In our lead Friday editorial, we took 1st Congressional District Rep. Raul Labrador to task for urging governors to resist creating a state-run health insurance exchange — an online marketplace where individuals and small businesses can shop for coverage.
By way of counterpoint, here's this week's column from Wayne Hoffman, head of the Idaho Freedom Foundation, a conservative lobbying group adamantly opposed to the exchanges.
Hoffman's take: Saying no to the exchanges is a meaningful act of "patriotism and defiance."
"For the protection of Idaho’s citizens and businesses, the state should continue to resist the president’s punitive and ill-conceived health care law," writes Hoffman.
Here's the Hoffman column, in full:
Throughout history, great acts of patriotism have been performed simply by ignoring or doing everything to subvert an unjust law.
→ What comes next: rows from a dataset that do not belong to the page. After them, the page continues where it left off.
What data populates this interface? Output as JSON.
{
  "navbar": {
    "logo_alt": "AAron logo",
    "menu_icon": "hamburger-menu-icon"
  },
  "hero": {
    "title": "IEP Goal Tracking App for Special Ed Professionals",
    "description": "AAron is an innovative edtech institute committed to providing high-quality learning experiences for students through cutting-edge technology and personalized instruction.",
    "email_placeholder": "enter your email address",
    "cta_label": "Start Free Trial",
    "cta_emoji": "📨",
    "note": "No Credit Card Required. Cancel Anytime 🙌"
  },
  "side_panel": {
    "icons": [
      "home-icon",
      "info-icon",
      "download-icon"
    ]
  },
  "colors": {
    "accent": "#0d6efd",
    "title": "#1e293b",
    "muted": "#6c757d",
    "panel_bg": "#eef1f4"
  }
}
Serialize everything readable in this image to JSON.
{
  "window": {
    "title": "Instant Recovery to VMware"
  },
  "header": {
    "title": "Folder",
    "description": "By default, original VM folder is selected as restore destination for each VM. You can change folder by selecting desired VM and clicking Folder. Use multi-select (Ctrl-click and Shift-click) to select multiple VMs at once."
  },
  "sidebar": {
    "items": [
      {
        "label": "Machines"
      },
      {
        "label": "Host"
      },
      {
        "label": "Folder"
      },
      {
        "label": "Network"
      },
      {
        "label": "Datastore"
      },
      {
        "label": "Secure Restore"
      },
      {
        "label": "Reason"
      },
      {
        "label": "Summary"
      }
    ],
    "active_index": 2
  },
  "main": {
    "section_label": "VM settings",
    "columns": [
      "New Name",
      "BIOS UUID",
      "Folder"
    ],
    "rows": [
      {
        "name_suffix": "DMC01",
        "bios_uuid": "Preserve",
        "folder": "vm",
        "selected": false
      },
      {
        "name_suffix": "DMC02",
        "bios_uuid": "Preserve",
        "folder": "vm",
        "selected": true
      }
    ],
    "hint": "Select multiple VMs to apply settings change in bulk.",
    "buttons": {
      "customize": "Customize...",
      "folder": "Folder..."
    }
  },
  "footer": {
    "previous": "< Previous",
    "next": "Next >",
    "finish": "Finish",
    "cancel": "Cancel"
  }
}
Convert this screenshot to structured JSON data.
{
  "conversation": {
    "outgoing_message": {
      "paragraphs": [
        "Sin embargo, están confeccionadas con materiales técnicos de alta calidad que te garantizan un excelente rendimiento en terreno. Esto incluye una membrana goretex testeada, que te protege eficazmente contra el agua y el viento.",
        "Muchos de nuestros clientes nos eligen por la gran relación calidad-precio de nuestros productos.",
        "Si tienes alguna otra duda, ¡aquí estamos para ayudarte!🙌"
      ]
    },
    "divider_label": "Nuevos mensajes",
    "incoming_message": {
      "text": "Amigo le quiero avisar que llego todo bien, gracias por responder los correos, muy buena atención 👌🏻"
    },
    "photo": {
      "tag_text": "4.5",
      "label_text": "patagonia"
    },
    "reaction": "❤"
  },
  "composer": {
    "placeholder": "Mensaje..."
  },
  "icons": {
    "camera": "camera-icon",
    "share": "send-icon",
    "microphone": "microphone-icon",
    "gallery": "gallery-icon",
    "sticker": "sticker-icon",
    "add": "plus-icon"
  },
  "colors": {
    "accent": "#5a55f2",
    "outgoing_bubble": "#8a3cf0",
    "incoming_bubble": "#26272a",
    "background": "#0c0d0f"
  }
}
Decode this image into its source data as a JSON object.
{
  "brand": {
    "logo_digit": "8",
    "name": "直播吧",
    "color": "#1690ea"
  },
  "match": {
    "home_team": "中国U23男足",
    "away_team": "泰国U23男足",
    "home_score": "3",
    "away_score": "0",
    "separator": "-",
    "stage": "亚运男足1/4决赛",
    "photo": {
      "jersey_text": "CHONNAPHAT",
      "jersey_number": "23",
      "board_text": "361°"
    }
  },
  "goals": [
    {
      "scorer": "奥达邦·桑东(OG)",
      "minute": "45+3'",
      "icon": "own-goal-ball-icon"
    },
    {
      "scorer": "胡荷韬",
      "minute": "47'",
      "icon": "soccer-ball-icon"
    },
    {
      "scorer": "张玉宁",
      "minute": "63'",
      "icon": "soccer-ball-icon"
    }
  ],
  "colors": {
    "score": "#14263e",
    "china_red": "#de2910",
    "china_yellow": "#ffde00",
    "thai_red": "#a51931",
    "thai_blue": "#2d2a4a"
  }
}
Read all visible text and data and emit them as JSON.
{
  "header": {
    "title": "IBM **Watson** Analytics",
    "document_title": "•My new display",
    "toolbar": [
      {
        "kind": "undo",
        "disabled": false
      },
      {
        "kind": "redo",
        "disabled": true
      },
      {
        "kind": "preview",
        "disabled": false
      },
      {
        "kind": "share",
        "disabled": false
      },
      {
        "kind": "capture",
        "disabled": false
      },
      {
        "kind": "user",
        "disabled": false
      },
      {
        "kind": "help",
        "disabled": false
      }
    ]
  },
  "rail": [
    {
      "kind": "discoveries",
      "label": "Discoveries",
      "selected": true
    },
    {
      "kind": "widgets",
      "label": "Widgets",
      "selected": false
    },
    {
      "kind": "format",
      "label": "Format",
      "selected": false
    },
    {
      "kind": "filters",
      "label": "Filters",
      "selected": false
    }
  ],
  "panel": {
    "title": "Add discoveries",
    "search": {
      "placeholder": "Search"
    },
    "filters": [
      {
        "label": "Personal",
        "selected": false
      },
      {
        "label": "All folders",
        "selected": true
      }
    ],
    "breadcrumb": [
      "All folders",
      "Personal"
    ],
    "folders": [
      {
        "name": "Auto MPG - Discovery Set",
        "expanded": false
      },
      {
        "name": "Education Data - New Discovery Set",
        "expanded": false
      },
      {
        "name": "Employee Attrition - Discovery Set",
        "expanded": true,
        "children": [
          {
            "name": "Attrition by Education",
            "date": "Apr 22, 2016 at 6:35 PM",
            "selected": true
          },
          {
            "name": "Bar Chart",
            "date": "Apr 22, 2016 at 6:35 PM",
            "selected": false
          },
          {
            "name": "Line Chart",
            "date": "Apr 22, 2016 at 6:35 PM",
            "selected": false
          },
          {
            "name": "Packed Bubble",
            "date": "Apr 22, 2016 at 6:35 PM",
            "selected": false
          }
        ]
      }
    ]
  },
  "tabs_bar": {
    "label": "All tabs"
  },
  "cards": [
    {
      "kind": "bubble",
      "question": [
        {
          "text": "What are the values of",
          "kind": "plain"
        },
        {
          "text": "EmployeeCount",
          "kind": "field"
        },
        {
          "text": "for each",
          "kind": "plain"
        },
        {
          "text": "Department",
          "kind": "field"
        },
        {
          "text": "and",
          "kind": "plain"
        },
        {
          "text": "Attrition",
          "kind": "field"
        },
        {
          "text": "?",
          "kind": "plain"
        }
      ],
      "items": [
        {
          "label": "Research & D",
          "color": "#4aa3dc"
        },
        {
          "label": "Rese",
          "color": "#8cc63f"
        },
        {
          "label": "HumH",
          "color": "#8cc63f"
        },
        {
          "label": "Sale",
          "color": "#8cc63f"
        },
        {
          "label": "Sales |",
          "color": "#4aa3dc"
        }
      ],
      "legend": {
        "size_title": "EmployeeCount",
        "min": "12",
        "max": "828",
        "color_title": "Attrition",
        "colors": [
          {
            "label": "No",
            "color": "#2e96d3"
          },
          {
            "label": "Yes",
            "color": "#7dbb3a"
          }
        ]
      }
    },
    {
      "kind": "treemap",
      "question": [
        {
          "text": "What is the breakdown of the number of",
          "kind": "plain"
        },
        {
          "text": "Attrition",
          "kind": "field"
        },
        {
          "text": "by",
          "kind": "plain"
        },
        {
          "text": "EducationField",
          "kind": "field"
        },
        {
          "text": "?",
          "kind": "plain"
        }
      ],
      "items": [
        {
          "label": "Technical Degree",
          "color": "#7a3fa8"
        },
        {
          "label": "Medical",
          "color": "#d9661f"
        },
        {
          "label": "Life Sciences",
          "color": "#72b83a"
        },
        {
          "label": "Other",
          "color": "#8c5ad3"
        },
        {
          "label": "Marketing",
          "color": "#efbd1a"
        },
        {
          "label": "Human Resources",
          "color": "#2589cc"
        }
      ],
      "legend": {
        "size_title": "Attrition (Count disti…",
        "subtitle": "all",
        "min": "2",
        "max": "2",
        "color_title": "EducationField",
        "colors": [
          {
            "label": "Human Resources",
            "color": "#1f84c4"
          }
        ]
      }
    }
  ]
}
• The Boston Tea Party is a great example, where the patriots of the time resisted the British government’s Tea Act and its associated taxes, and performed the illegal act of dumping taxed tea into Boston Harbor in 1773.
• How about the decision of Wisconsin’s government in 1854 to resist the Fugitive Slave Act, requiring people in free states to capture runaway slaves and return them to their masters?
• Or in 2005, when the states collectively refused to implement a federal law requiring Americans to carry a national ID card?
All of those actions have one thing in common: American citizens and policymakers did everything they could to preserve the principles of freedom in the face of an overreaching national government.
Today, some leaders in our states have elected to perform an act that is actually perfectly legal: They’re refusing to implement a state health insurance exchange. The federal health care law, now upheld by the U.S. Supreme Court, allows states to choose whether to establish a health insurance exchange or not. If the states choose to not set up an exchange, the federal government will set up its own.
But here’s the kicker: Because of a mistake in the Obamacare law, health insurance subsidies and entitlements can only be given out through the state exchange, not the federal exchange. States, therefore, have the ability to block a major expansion of federal entitlement programs simply by saying no to a state health insurance exchange.
There’s more: Under Obamacare, businesses with 50 or more employees may be taxed up to $3,000 per employee for failure to provide health insurance benefits to employees. That tax can only be triggered if employees use a state insurance exchange to receive federal tax credits and subsidies to buy a health plan.
The Internal Revenue Service has written rules pretending that the law makes no distinction between federal and state insurance exchanges when it comes to the tax or the subsidies. But the law is very plain: No state health insurance exchange, no tax, no entitlement.
Governors in several states have figured this out. Govs. Bobby Jindal of Louisiana, Rick Perry of Texas, Nikki Haley of South Carolina, Rick Scott of Florida, Sam Brownback of Kansas and Scott Walker of Wisconsin are all indicating that they will not proceed forward with a health insurance exchange.
Haley “already made the decision not to implement an exchange,” spokesman Rob Godfrey said, according to an article in Politico. The same article says Perry “has absolutely no interest in accelerating the implementation of Obamacare,” according to spokeswoman Catherine Frazier.
Recently, U.S. Sen. Jim DeMint and Rep. Michele Bachman co-authored a letter urging all governors to resist the law. “Implementation of this law is not inevitable,” they wrote. Their letter was signed by more than 70 members of Congress, including Idaho Rep. Raul Labrador.
As I have written previously, a state health insurance exchange will do nothing to help the American health care system. Moreover, it will likely make it more expensive and assist the federal government in penalizing businesses for not providing insurance to their employees.
It is a small act of patriotism and defiance but a meaningful one: For the protection of Idaho’s citizens and businesses, the state should continue to resist the president’s punitive and ill-conceived health care law.